- [Input data]

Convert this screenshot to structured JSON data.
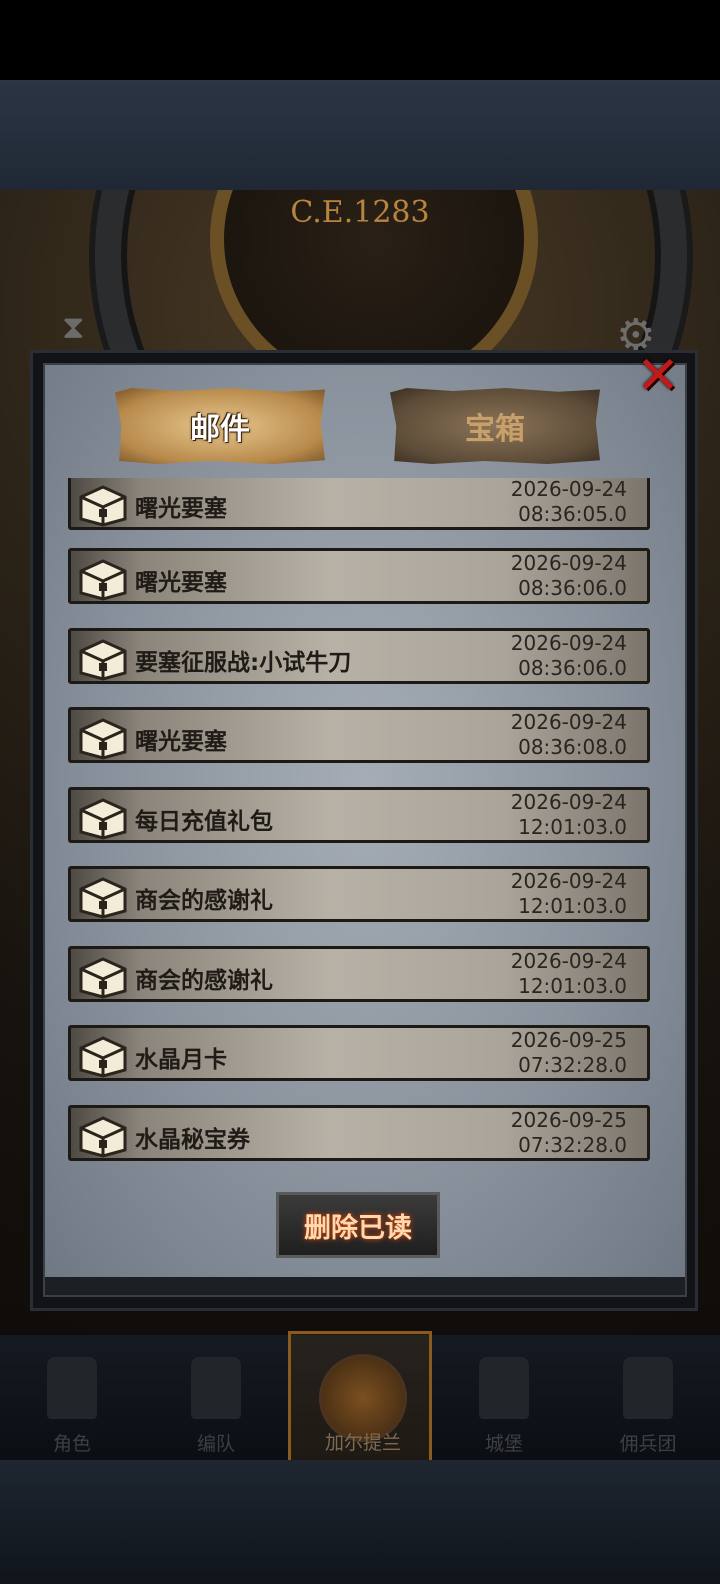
{
  "scene": {
    "era_label": "C.E.1283"
  },
  "tabs": [
    {
      "label": "邮件",
      "active": true
    },
    {
      "label": "宝箱",
      "active": false
    }
  ],
  "mail_items": [
    {
      "title": "曙光要塞",
      "date": "2026-09-24",
      "time": "08:36:05.0"
    },
    {
      "title": "曙光要塞",
      "date": "2026-09-24",
      "time": "08:36:06.0"
    },
    {
      "title": "要塞征服战:小试牛刀",
      "date": "2026-09-24",
      "time": "08:36:06.0"
    },
    {
      "title": "曙光要塞",
      "date": "2026-09-24",
      "time": "08:36:08.0"
    },
    {
      "title": "每日充值礼包",
      "date": "2026-09-24",
      "time": "12:01:03.0"
    },
    {
      "title": "商会的感谢礼",
      "date": "2026-09-24",
      "time": "12:01:03.0"
    },
    {
      "title": "商会的感谢礼",
      "date": "2026-09-24",
      "time": "12:01:03.0"
    },
    {
      "title": "水晶月卡",
      "date": "2026-09-25",
      "time": "07:32:28.0"
    },
    {
      "title": "水晶秘宝券",
      "date": "2026-09-25",
      "time": "07:32:28.0"
    }
  ],
  "delete_button": {
    "label": "删除已读"
  },
  "nav": [
    {
      "label": "角色",
      "icon": "knight-icon"
    },
    {
      "label": "编队",
      "icon": "warrior-icon"
    },
    {
      "label": "加尔提兰",
      "icon": "compass-map-icon",
      "active": true
    },
    {
      "label": "城堡",
      "icon": "castle-icon"
    },
    {
      "label": "佣兵团",
      "icon": "ship-icon"
    }
  ],
  "colors": {
    "accent": "#b88a4c",
    "close": "#c11a1a",
    "button_glow": "#d04a10"
  }
}
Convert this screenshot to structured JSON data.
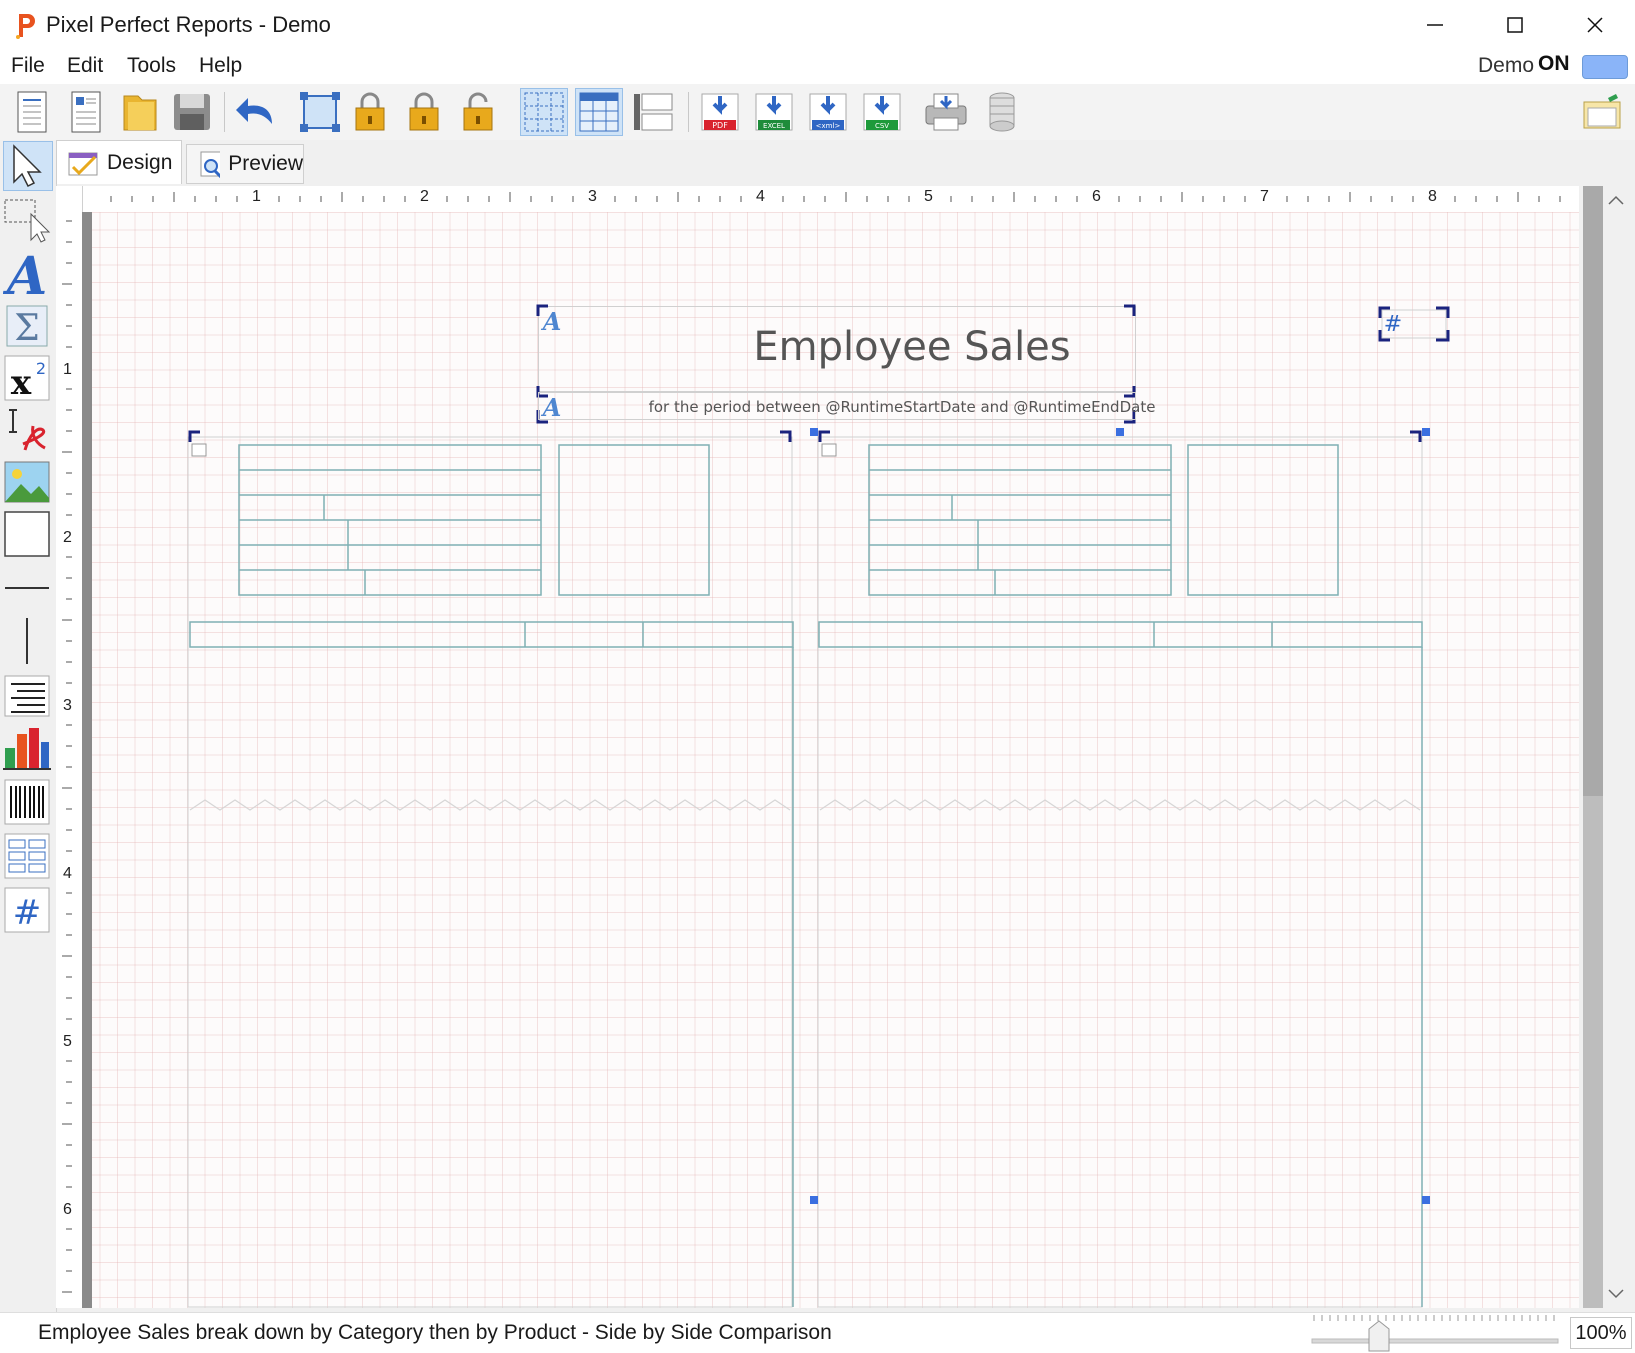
{
  "window": {
    "title": "Pixel Perfect Reports - Demo",
    "brand_color": "#e8531f"
  },
  "menu": [
    {
      "label": "File"
    },
    {
      "label": "Edit"
    },
    {
      "label": "Tools"
    },
    {
      "label": "Help"
    }
  ],
  "demo_toggle": {
    "label": "Demo",
    "state": "ON"
  },
  "toolbar": {
    "export_labels": {
      "pdf": "PDF",
      "excel": "EXCEL",
      "xml": "<xml>",
      "csv": "CSV"
    }
  },
  "tabs": [
    {
      "label": "Design",
      "active": true
    },
    {
      "label": "Preview",
      "active": false
    }
  ],
  "ruler": {
    "horizontal": [
      "1",
      "2",
      "3",
      "4",
      "5",
      "6",
      "7",
      "8"
    ],
    "vertical": [
      "1",
      "2",
      "3",
      "4",
      "5",
      "6"
    ]
  },
  "report": {
    "title": "Employee Sales",
    "subtitle": "for the period between @RuntimeStartDate and @RuntimeEndDate",
    "page_number_symbol": "#"
  },
  "status": {
    "description": "Employee Sales break down by Category then by Product - Side by Side Comparison",
    "zoom": "100%"
  },
  "colors": {
    "table_lines": "#7fb0b3",
    "selection_handle": "#3b6fe0",
    "bracket": "#1a237e"
  }
}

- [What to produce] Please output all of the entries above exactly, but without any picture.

- [Answer section]
Convert this screenshot to structured JSON data.
{
  "scene": {
    "era_label": "C.E.1283"
  },
  "tabs": [
    {
      "label": "邮件",
      "active": true
    },
    {
      "label": "宝箱",
      "active": false
    }
  ],
  "mail_items": [
    {
      "title": "曙光要塞",
      "date": "2026-09-24",
      "time": "08:36:05.0"
    },
    {
      "title": "曙光要塞",
      "date": "2026-09-24",
      "time": "08:36:06.0"
    },
    {
      "title": "要塞征服战:小试牛刀",
      "date": "2026-09-24",
      "time": "08:36:06.0"
    },
    {
      "title": "曙光要塞",
      "date": "2026-09-24",
      "time": "08:36:08.0"
    },
    {
      "title": "每日充值礼包",
      "date": "2026-09-24",
      "time": "12:01:03.0"
    },
    {
      "title": "商会的感谢礼",
      "date": "2026-09-24",
      "time": "12:01:03.0"
    },
    {
      "title": "商会的感谢礼",
      "date": "2026-09-24",
      "time": "12:01:03.0"
    },
    {
      "title": "水晶月卡",
      "date": "2026-09-25",
      "time": "07:32:28.0"
    },
    {
      "title": "水晶秘宝券",
      "date": "2026-09-25",
      "time": "07:32:28.0"
    }
  ],
  "delete_button": {
    "label": "删除已读"
  },
  "nav": [
    {
      "label": "角色",
      "icon": "knight-icon"
    },
    {
      "label": "编队",
      "icon": "warrior-icon"
    },
    {
      "label": "加尔提兰",
      "icon": "compass-map-icon",
      "active": true
    },
    {
      "label": "城堡",
      "icon": "castle-icon"
    },
    {
      "label": "佣兵团",
      "icon": "ship-icon"
    }
  ],
  "colors": {
    "accent": "#b88a4c",
    "close": "#c11a1a",
    "button_glow": "#d04a10"
  }
}
Convert this screenshot to structured JSON data.
{
  "window": {
    "title": "Pixel Perfect Reports - Demo",
    "brand_color": "#e8531f"
  },
  "menu": [
    {
      "label": "File"
    },
    {
      "label": "Edit"
    },
    {
      "label": "Tools"
    },
    {
      "label": "Help"
    }
  ],
  "demo_toggle": {
    "label": "Demo",
    "state": "ON"
  },
  "toolbar": {
    "export_labels": {
      "pdf": "PDF",
      "excel": "EXCEL",
      "xml": "<xml>",
      "csv": "CSV"
    }
  },
  "tabs": [
    {
      "label": "Design",
      "active": true
    },
    {
      "label": "Preview",
      "active": false
    }
  ],
  "ruler": {
    "horizontal": [
      "1",
      "2",
      "3",
      "4",
      "5",
      "6",
      "7",
      "8"
    ],
    "vertical": [
      "1",
      "2",
      "3",
      "4",
      "5",
      "6"
    ]
  },
  "report": {
    "title": "Employee Sales",
    "subtitle": "for the period between @RuntimeStartDate and @RuntimeEndDate",
    "page_number_symbol": "#"
  },
  "status": {
    "description": "Employee Sales break down by Category then by Product - Side by Side Comparison",
    "zoom": "100%"
  },
  "colors": {
    "table_lines": "#7fb0b3",
    "selection_handle": "#3b6fe0",
    "bracket": "#1a237e"
  }
}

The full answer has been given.